MB Comment: A new CDC recommendation for all pregnant women to get the pertussis vaccine (DTaP) is coming. This is absolute insanity and pregnant women should be warned about the risk of miscarriage, sudden infant death syndrome (SIDS) and autism. The Tripedia DTaP vaccine package insert lists SIDS, autism, convulsion/grand mal convulsion, encephalopathy and neuropathy as serious adverse events reported in post-marketing surveillance – ‘events included in this list because of the seriousness or frequency of reporting.’
This new policy to vaccinate pregnant women with this dangerous vaccine is a symptom of desperation by a vaccine-crazy medical profession that couldn’t care less about killing babies or causing neurological damage to fetuses. There is no safety data concerning fetal health to support giving this vaccine to pregnant women. In fact, the pertussis vaccine is failing to prevent pertussis, that is the rationale for giving this to pregnant women. It’s not working, so give it to more people (pregnant moms).
The following absurd article blames vaccine exemptions for pertussis vaccine failure, when the latest study from California found that “The vast majority of these [pertussis cases] were fully-vaccinated children.”
By Einstein’s definition, the the medical profession is certifiably insane. Albert Einstein: Insanity is doing the same thing over and over again and expecting different results.
Changes on horizon regarding pregnant women, pertussis vaccines
AAP 2011 National Conference
BOSTON – Clinicians will likely see a shift in vaccination recommendations for pregnant women in the next few weeks, according to a speaker at the American Academy of Pediatrics 2011 National Conference and Exhibition.
Sarah S. Long, MD, who is Chief of the Section of Infectious Diseases at St. Christopher’s Hospital for Children, said that the changes, which are expected to be published in the Morbidity and Mortality Weekly Report in coming weeks, will likely recommend that all pregnant women who have been pregnant for more than 20 weeks should receive tetanus, diphtheria, and acellular pertussis vaccine (Tdap).

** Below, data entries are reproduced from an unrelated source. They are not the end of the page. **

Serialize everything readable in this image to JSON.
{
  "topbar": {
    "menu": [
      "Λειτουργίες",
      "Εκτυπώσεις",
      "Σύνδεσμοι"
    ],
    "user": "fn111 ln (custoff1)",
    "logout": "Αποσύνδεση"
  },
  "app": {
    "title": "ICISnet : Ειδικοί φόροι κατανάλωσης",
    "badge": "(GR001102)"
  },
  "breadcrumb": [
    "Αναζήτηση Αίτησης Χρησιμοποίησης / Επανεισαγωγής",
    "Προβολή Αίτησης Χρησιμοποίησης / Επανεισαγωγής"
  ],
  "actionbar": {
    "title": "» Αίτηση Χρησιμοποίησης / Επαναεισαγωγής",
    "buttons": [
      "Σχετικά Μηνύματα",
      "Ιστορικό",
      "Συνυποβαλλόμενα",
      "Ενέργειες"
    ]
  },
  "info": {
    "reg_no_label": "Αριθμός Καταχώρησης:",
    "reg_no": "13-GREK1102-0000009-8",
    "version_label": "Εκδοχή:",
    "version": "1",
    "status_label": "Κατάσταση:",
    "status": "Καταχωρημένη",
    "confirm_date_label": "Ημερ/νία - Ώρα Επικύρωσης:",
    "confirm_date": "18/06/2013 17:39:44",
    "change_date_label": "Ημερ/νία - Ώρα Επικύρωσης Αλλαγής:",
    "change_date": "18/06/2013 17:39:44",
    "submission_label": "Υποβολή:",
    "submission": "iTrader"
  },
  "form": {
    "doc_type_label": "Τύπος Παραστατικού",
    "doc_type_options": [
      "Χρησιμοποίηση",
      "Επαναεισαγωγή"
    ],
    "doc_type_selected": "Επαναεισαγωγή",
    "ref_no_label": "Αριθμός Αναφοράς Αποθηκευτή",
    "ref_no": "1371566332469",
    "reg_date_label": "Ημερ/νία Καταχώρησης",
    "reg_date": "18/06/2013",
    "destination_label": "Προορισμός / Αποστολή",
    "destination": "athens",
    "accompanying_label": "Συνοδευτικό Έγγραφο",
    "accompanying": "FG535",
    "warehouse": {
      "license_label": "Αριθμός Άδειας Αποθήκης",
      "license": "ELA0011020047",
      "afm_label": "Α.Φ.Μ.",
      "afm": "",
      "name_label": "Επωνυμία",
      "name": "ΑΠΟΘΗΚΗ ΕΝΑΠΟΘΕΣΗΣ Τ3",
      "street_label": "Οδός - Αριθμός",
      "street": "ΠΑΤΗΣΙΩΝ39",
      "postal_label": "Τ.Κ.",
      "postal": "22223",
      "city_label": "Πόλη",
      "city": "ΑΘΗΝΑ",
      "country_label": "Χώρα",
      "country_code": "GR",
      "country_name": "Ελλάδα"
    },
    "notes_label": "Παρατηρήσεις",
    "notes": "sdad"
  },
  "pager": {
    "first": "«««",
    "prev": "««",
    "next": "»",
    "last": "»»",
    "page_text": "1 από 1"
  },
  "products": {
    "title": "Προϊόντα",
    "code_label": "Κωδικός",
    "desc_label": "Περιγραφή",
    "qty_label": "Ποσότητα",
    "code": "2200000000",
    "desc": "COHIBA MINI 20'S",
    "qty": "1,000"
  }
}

Long said these recommendations follow data by the CDC that noted more than 80% of expectant mothers are willing to get the vaccine, and the fact that a “cocooning strategy,” which was recommended by the CDC in 2006, did not sway vaccination rates in family members of new infants.

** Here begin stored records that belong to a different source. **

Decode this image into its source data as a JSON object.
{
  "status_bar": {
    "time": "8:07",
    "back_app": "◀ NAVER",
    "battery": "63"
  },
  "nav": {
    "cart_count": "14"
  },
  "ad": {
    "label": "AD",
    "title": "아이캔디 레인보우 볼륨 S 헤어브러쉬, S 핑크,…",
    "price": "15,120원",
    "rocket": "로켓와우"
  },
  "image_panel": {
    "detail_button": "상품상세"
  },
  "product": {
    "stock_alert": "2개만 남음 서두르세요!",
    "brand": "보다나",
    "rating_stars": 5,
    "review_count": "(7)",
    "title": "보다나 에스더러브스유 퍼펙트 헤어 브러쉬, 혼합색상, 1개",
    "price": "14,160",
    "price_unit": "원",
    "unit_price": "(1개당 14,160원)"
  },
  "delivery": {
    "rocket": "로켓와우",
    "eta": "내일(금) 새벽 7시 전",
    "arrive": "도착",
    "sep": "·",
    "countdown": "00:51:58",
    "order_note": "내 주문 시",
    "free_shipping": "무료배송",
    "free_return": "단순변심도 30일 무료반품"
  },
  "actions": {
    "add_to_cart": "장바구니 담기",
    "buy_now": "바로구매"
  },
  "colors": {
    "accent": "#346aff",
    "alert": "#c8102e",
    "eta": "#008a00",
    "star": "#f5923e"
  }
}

“This strategy has been completely ignored,” Long said, adding that many pregnant women are receiving the tetanus and diphtheria vaccine while pregnant already, and adding the pertussis component is expected to provide at least some antibodies to neonates.
Long said this change in strategy is important, because most pertussis-related morbidity and mortality in children occurs in those babies aged younger than 4 weeks, or those children who are too young to be vaccinated with the diphtheria, tetanus toxoid, and pertussis vaccine (DTaP).
Long also said there may be some issues once these recommendations are put into place, including a possible blunting of immune response to the babies’ first DTaP vaccination in the first 2 to 6 months of life, since this has already been demonstrated in some studies. However, the data seem to indicate although blunted responses occur initially to those babies who are exposed to Tdap in utero, their antibodies seem to catch up to those infants who were not exposed in utero by 15 months of age.
She noted, however, that the blunting is not likely to be a major cause of concern, because “I don’t particularly care where your antibody comes from as long as you have some, and this strategy is likely to protect very young infants from death.”
According to Long, changes in the recommendations for pertussis vaccine are needed, because “disease incidence in infants in rising and is severe.”
There are several reasons, according to Long, why the burden of pertussis disease is shifting to young infants, including partial control of pertussis, waning vaccine immunity, and failure to vaccinate. “We know there is a significant association with vaccine exemptors in schools and outbreaks of pertussis,” Long said. All of these challenges, coupled with the fact that “our current vaccine schedule leaves remarkable susceptibility for children younger than 4 months of age,” has led to a rising incidence of pertussis in very young infants.
Targeting pregnant women for vaccination is a good strategy, Long said, because other data have shown that giving pertussis vaccines at birth leads to interference with other vaccines, specifically, Haemophilus influenzae type b.
That is why the primary series currently includes 4 doses given at ages 2, 4, 6, and 15 to 18 months. A fifth (booster) dose is recommended when the child is aged 4 to 6 years. Also, booster doses of Tdap are recommended at ages 11-12. – by Colleen Zacharyczuk